DIRECTIONS
Without skipping anything, print all of the data exactly.

SUPPLIED DATA
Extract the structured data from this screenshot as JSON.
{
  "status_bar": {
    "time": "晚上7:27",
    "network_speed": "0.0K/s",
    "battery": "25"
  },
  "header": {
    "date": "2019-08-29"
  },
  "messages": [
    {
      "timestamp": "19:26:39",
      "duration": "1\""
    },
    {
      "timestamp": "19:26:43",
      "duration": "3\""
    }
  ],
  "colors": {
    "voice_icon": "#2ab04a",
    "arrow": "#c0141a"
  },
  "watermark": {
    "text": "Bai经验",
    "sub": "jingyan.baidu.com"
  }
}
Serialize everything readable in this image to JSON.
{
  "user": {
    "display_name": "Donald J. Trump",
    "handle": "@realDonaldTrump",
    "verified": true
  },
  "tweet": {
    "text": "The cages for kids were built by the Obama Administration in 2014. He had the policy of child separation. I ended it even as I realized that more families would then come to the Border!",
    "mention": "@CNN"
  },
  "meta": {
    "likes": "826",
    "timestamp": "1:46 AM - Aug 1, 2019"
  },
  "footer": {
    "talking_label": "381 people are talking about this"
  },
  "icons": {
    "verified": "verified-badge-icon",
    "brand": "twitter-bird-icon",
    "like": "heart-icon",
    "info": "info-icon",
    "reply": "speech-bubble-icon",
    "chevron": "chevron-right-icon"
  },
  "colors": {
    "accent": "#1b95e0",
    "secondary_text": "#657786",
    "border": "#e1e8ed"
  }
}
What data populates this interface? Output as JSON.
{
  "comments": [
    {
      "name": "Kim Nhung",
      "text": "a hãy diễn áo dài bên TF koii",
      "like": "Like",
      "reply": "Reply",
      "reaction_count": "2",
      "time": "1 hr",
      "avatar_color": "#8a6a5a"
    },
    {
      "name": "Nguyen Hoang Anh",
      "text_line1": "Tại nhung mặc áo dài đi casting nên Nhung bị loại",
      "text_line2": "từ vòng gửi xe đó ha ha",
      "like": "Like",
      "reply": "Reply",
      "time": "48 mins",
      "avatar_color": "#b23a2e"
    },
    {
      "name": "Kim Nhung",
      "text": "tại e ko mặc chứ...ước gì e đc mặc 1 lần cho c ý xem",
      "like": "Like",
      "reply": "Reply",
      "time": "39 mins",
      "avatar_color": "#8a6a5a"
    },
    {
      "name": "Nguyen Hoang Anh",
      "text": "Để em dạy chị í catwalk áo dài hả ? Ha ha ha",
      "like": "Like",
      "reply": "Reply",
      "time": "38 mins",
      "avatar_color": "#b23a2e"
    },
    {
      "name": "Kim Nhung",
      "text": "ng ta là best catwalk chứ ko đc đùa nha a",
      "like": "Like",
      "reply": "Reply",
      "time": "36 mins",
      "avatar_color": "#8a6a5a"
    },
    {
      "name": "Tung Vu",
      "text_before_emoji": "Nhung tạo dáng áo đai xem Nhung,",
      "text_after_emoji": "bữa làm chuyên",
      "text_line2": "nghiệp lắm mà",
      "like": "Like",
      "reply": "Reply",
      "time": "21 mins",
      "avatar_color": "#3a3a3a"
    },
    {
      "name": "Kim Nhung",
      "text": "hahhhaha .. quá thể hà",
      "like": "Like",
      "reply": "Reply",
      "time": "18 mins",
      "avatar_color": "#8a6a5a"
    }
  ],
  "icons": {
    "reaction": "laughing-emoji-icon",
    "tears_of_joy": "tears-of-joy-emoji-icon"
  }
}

WRITTEN ANSWER
Extract the structured data from this screenshot as JSON.
{
  "status_bar": {
    "time": "晚上7:27",
    "network_speed": "0.0K/s",
    "battery": "25"
  },
  "header": {
    "date": "2019-08-29"
  },
  "messages": [
    {
      "timestamp": "19:26:39",
      "duration": "1\""
    },
    {
      "timestamp": "19:26:43",
      "duration": "3\""
    }
  ],
  "colors": {
    "voice_icon": "#2ab04a",
    "arrow": "#c0141a"
  },
  "watermark": {
    "text": "Bai经验",
    "sub": "jingyan.baidu.com"
  }
}
Serialize everything readable in this image to JSON.
{
  "user": {
    "display_name": "Donald J. Trump",
    "handle": "@realDonaldTrump",
    "verified": true
  },
  "tweet": {
    "text": "The cages for kids were built by the Obama Administration in 2014. He had the policy of child separation. I ended it even as I realized that more families would then come to the Border!",
    "mention": "@CNN"
  },
  "meta": {
    "likes": "826",
    "timestamp": "1:46 AM - Aug 1, 2019"
  },
  "footer": {
    "talking_label": "381 people are talking about this"
  },
  "icons": {
    "verified": "verified-badge-icon",
    "brand": "twitter-bird-icon",
    "like": "heart-icon",
    "info": "info-icon",
    "reply": "speech-bubble-icon",
    "chevron": "chevron-right-icon"
  },
  "colors": {
    "accent": "#1b95e0",
    "secondary_text": "#657786",
    "border": "#e1e8ed"
  }
}
What data populates this interface? Output as JSON.
{
  "comments": [
    {
      "name": "Kim Nhung",
      "text": "a hãy diễn áo dài bên TF koii",
      "like": "Like",
      "reply": "Reply",
      "reaction_count": "2",
      "time": "1 hr",
      "avatar_color": "#8a6a5a"
    },
    {
      "name": "Nguyen Hoang Anh",
      "text_line1": "Tại nhung mặc áo dài đi casting nên Nhung bị loại",
      "text_line2": "từ vòng gửi xe đó ha ha",
      "like": "Like",
      "reply": "Reply",
      "time": "48 mins",
      "avatar_color": "#b23a2e"
    },
    {
      "name": "Kim Nhung",
      "text": "tại e ko mặc chứ...ước gì e đc mặc 1 lần cho c ý xem",
      "like": "Like",
      "reply": "Reply",
      "time": "39 mins",
      "avatar_color": "#8a6a5a"
    },
    {
      "name": "Nguyen Hoang Anh",
      "text": "Để em dạy chị í catwalk áo dài hả ? Ha ha ha",
      "like": "Like",
      "reply": "Reply",
      "time": "38 mins",
      "avatar_color": "#b23a2e"
    },
    {
      "name": "Kim Nhung",
      "text": "ng ta là best catwalk chứ ko đc đùa nha a",
      "like": "Like",
      "reply": "Reply",
      "time": "36 mins",
      "avatar_color": "#8a6a5a"
    },
    {
      "name": "Tung Vu",
      "text_before_emoji": "Nhung tạo dáng áo đai xem Nhung,",
      "text_after_emoji": "bữa làm chuyên",
      "text_line2": "nghiệp lắm mà",
      "like": "Like",
      "reply": "Reply",
      "time": "21 mins",
      "avatar_color": "#3a3a3a"
    },
    {
      "name": "Kim Nhung",
      "text": "hahhhaha .. quá thể hà",
      "like": "Like",
      "reply": "Reply",
      "time": "18 mins",
      "avatar_color": "#8a6a5a"
    }
  ],
  "icons": {
    "reaction": "laughing-emoji-icon",
    "tears_of_joy": "tears-of-joy-emoji-icon"
  }
}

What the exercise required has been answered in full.